Rebel Quasi-State Institutions Dataset
This dataset covers 235 domestic armed groups (rebels) involved in civil wars, coding for 25 institutions annually between 1945 and 2012. This dataset is unique in that it codes for all years in which the group exists as an armed competitor to the state, not just years where deaths occurred. As quasi-state institutions, they must reflect state institutions, which requires that they are provided to civilians, not exclusively to rebel fighters.
It covers an array of rebel political, economic and social institutions, including:
- Parallel governments (broken down further into local administration, government-in-exile, and "national" level parallel government)
- Diplomatic Mission abroad
- Wrote their own Constitution
- Joined an International Organization
- Attempted to join an International Organization
- Issued Identification documents
- Border Patrol
- Political Party
- Negotiate resource rights
- Sign an Economic Treaty
- Health care (hospitals, clinics, provide medicine)
- Justice system (courts, prisons, etc.)
- Housing assistance
- Public Transportation
- Constituency politics
- Created their own "armed forces" (requires mechanization and professionalization of fighters)
The Rebel Quasi-State Institutions dataset also includes some control variables, including rebel income through illegal activity, and for territorial conflicts, whether the territory claimed corresponds to a sub-national administrative district in the state, and whether the territory claimed had autonomy. Both variables are coded on a yearly basis, and a separate variable to indicate if either was true prior the creation of the armed group.
Expected public release in 2020. Please contact me if you have further questions.
This dataset covers 235 armed groups involved in civil war and codes for the presence of armed contestation every year after the first episode of violence ends. The goal of this dataset is to remove the death threshold requirement used to differentiate between "war" and "peace," and offer a more fine-grained picture of de-escalation over time. Contestation requires military activity by armed actors who are members of the same group that fought the government. It includes ambushes, fire fights, burning villages, bombings, road blocks, the movement, arming or training of fighters, and purchasing arms.

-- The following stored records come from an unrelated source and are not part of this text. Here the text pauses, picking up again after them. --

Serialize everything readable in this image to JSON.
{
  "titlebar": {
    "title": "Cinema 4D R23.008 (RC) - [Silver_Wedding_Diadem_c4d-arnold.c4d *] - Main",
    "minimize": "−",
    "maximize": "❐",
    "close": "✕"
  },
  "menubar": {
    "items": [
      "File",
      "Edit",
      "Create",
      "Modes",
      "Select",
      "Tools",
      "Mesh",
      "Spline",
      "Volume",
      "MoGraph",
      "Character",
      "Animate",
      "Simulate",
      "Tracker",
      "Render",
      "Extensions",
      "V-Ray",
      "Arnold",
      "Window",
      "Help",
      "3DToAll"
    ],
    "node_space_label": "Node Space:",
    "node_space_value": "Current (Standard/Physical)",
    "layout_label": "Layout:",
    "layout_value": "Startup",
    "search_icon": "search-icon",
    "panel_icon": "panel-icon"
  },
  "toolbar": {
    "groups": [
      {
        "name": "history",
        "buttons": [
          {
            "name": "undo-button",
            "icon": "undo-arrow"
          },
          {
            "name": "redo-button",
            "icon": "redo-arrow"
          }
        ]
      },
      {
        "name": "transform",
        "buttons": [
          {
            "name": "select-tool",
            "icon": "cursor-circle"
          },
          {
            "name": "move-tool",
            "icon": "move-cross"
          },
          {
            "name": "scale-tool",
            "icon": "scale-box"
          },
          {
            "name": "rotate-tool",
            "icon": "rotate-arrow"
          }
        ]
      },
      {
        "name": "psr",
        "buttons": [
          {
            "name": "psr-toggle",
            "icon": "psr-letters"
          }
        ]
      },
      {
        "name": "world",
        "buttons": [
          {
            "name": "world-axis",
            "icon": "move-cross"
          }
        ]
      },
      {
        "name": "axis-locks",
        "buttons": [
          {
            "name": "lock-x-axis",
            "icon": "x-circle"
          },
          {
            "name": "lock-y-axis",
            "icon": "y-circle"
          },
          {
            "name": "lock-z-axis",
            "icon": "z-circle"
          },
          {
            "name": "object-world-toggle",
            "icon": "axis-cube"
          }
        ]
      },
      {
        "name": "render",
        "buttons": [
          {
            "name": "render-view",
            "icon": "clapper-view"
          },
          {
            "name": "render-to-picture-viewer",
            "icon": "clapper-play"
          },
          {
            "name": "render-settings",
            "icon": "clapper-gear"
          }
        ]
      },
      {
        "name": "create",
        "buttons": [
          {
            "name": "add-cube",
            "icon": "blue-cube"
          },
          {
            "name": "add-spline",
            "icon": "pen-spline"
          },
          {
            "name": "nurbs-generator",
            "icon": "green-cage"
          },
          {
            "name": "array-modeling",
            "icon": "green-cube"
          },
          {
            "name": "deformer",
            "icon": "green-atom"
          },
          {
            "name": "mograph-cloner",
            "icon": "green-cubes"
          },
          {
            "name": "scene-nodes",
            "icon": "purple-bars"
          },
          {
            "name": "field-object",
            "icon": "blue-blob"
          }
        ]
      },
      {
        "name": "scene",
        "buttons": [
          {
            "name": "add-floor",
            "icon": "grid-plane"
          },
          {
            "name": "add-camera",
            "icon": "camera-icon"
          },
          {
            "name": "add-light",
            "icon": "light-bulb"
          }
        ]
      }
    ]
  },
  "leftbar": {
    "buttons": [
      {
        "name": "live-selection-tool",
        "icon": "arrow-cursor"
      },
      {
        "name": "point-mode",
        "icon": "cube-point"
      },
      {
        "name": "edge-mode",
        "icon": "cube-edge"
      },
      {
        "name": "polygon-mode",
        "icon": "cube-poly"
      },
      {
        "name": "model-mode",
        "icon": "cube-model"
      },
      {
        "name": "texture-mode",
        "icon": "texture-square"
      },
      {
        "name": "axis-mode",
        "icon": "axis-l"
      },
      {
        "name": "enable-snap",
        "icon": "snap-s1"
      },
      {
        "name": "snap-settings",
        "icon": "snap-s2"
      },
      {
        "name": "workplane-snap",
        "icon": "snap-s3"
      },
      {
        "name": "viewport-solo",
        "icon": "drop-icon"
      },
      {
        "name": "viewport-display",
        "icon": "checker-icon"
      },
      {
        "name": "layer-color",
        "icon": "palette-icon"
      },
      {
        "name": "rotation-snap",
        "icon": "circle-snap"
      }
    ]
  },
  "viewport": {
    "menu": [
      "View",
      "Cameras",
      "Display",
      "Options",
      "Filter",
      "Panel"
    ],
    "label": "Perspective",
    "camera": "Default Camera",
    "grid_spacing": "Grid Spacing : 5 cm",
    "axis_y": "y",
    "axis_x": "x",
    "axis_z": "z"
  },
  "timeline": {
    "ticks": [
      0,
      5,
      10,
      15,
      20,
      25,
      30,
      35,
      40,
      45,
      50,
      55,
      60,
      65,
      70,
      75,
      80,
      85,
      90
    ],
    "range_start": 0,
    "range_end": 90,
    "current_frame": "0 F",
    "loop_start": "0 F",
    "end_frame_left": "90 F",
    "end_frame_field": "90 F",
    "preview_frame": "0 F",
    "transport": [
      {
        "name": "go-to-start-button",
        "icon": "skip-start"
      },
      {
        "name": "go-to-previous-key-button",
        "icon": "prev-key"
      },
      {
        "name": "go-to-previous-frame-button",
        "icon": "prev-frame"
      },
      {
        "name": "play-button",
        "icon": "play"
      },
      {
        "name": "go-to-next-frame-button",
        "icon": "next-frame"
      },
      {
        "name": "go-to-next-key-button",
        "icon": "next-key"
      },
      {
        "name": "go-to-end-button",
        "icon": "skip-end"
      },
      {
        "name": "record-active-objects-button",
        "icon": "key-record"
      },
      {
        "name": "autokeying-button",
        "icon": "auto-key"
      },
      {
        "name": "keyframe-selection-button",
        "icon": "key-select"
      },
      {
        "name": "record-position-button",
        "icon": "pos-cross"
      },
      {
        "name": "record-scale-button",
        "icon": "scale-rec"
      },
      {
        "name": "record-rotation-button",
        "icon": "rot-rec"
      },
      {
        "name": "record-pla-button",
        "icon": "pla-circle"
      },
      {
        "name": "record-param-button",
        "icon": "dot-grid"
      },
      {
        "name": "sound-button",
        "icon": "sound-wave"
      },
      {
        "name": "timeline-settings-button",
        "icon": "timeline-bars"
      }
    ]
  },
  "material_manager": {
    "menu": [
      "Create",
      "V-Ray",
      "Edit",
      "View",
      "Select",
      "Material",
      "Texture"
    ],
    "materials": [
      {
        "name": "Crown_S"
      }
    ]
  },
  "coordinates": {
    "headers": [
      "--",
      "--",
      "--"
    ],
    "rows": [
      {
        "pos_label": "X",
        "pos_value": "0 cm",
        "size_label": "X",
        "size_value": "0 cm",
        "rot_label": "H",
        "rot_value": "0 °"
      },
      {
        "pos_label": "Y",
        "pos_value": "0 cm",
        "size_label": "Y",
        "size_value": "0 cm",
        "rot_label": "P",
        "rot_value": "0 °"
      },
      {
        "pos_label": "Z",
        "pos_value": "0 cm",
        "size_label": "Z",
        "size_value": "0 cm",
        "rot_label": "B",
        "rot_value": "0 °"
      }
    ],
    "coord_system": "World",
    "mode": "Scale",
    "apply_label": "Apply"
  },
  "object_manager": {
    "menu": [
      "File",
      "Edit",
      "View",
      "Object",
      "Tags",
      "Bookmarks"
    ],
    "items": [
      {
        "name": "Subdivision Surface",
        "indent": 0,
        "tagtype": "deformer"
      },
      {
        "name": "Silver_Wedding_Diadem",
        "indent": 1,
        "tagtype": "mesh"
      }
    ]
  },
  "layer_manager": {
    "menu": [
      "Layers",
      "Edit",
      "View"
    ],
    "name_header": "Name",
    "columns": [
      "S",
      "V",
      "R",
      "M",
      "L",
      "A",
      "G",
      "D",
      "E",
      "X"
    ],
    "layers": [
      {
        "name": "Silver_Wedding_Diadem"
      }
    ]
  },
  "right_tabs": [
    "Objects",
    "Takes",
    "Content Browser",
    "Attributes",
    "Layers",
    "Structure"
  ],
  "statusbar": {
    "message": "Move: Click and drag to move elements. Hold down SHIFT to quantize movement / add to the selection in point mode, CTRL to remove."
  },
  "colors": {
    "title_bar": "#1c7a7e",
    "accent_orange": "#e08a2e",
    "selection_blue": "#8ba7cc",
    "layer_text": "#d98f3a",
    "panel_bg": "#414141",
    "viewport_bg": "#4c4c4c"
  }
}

Groups in Europe/Eurasia, Asia, and the Americas are completed and groups in Africa and the Middle East are still in the process of being coded. I expect this data to be released by late 2020.